* [WORK TASK]:
Look for the word "title" in the records, and copy each line where it appears.

** INPUT DATA follows **

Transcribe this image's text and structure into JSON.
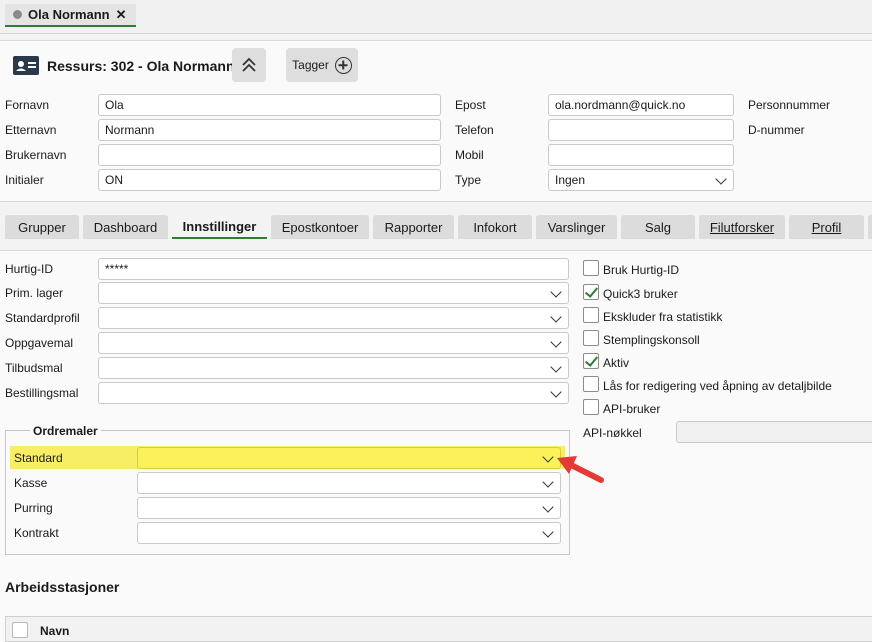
{
  "doc_tab": {
    "label": "Ola Normann",
    "close": "✕"
  },
  "header": {
    "title": "Ressurs: 302 - Ola Normann",
    "tags_label": "Tagger",
    "fields": {
      "fornavn": {
        "label": "Fornavn",
        "value": "Ola"
      },
      "etternavn": {
        "label": "Etternavn",
        "value": "Normann"
      },
      "brukernavn": {
        "label": "Brukernavn",
        "value": ""
      },
      "initialer": {
        "label": "Initialer",
        "value": "ON"
      },
      "epost": {
        "label": "Epost",
        "value": "ola.nordmann@quick.no"
      },
      "telefon": {
        "label": "Telefon",
        "value": ""
      },
      "mobil": {
        "label": "Mobil",
        "value": ""
      },
      "type": {
        "label": "Type",
        "value": "Ingen"
      },
      "personnummer": {
        "label": "Personnummer"
      },
      "dnummer": {
        "label": "D-nummer"
      }
    }
  },
  "tabs": [
    {
      "label": "Grupper"
    },
    {
      "label": "Dashboard"
    },
    {
      "label": "Innstillinger",
      "active": true
    },
    {
      "label": "Epostkontoer"
    },
    {
      "label": "Rapporter"
    },
    {
      "label": "Infokort"
    },
    {
      "label": "Varslinger"
    },
    {
      "label": "Salg"
    },
    {
      "label": "Filutforsker"
    },
    {
      "label": "Profil"
    }
  ],
  "settings": {
    "hurtig_id": {
      "label": "Hurtig-ID",
      "value": "*****"
    },
    "prim_lager": {
      "label": "Prim. lager",
      "value": ""
    },
    "standardprofil": {
      "label": "Standardprofil",
      "value": ""
    },
    "oppgavemal": {
      "label": "Oppgavemal",
      "value": ""
    },
    "tilbudsmal": {
      "label": "Tilbudsmal",
      "value": ""
    },
    "bestillingsmal": {
      "label": "Bestillingsmal",
      "value": ""
    }
  },
  "checkboxes": [
    {
      "label": "Bruk Hurtig-ID",
      "checked": false
    },
    {
      "label": "Quick3 bruker",
      "checked": true
    },
    {
      "label": "Ekskluder fra statistikk",
      "checked": false
    },
    {
      "label": "Stemplingskonsoll",
      "checked": false
    },
    {
      "label": "Aktiv",
      "checked": true
    },
    {
      "label": "Lås for redigering ved åpning av detaljbilde",
      "checked": false
    },
    {
      "label": "API-bruker",
      "checked": false
    }
  ],
  "api_key": {
    "label": "API-nøkkel",
    "value": ""
  },
  "ordremaler": {
    "title": "Ordremaler",
    "rows": [
      {
        "label": "Standard",
        "value": ""
      },
      {
        "label": "Kasse",
        "value": ""
      },
      {
        "label": "Purring",
        "value": ""
      },
      {
        "label": "Kontrakt",
        "value": ""
      }
    ]
  },
  "arbeidsstasjoner": {
    "title": "Arbeidsstasjoner",
    "columns": [
      "Navn"
    ]
  },
  "colors": {
    "accent_green": "#2e7d32",
    "highlight_yellow": "#f7ee66",
    "arrow_red": "#e53935"
  }
}
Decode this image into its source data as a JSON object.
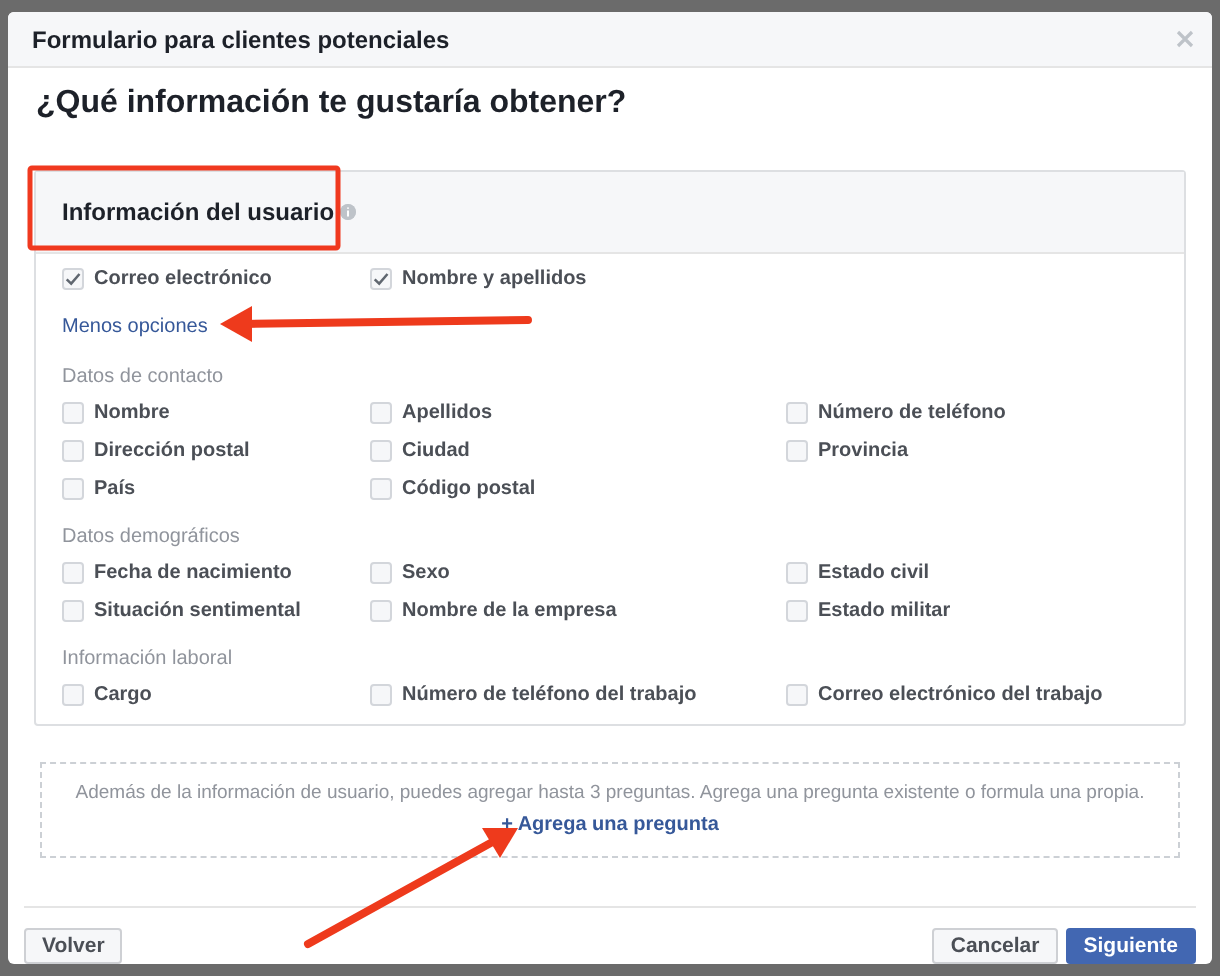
{
  "dialog": {
    "title": "Formulario para clientes potenciales",
    "heading": "¿Qué información te gustaría obtener?"
  },
  "section": {
    "title": "Información del usuario",
    "selected_fields": [
      {
        "label": "Correo electrónico",
        "checked": true
      },
      {
        "label": "Nombre y apellidos",
        "checked": true
      }
    ],
    "toggle_link": "Menos opciones",
    "groups": [
      {
        "title": "Datos de contacto",
        "fields": [
          {
            "label": "Nombre",
            "checked": false
          },
          {
            "label": "Apellidos",
            "checked": false
          },
          {
            "label": "Número de teléfono",
            "checked": false
          },
          {
            "label": "Dirección postal",
            "checked": false
          },
          {
            "label": "Ciudad",
            "checked": false
          },
          {
            "label": "Provincia",
            "checked": false
          },
          {
            "label": "País",
            "checked": false
          },
          {
            "label": "Código postal",
            "checked": false
          }
        ]
      },
      {
        "title": "Datos demográficos",
        "fields": [
          {
            "label": "Fecha de nacimiento",
            "checked": false
          },
          {
            "label": "Sexo",
            "checked": false
          },
          {
            "label": "Estado civil",
            "checked": false
          },
          {
            "label": "Situación sentimental",
            "checked": false
          },
          {
            "label": "Nombre de la empresa",
            "checked": false
          },
          {
            "label": "Estado militar",
            "checked": false
          }
        ]
      },
      {
        "title": "Información laboral",
        "fields": [
          {
            "label": "Cargo",
            "checked": false
          },
          {
            "label": "Número de teléfono del trabajo",
            "checked": false
          },
          {
            "label": "Correo electrónico del trabajo",
            "checked": false
          }
        ]
      }
    ]
  },
  "questions": {
    "note": "Además de la información de usuario, puedes agregar hasta 3 preguntas. Agrega una pregunta existente o formula una propia.",
    "add_link": "+ Agrega una pregunta"
  },
  "footer": {
    "back_button": "Volver",
    "cancel_button": "Cancelar",
    "next_button": "Siguiente"
  }
}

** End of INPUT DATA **

* [EXERCISE ANSWER]:
    "title": "Ressurs: 302 - Ola Normann",
    "title": "Ordremaler",
    "title": "Arbeidsstasjoner",
    "title": "Formulario para clientes potenciales",
    "title": "Información del usuario",
        "title": "Datos de contacto",
        "title": "Datos demográficos",
        "title": "Información laboral",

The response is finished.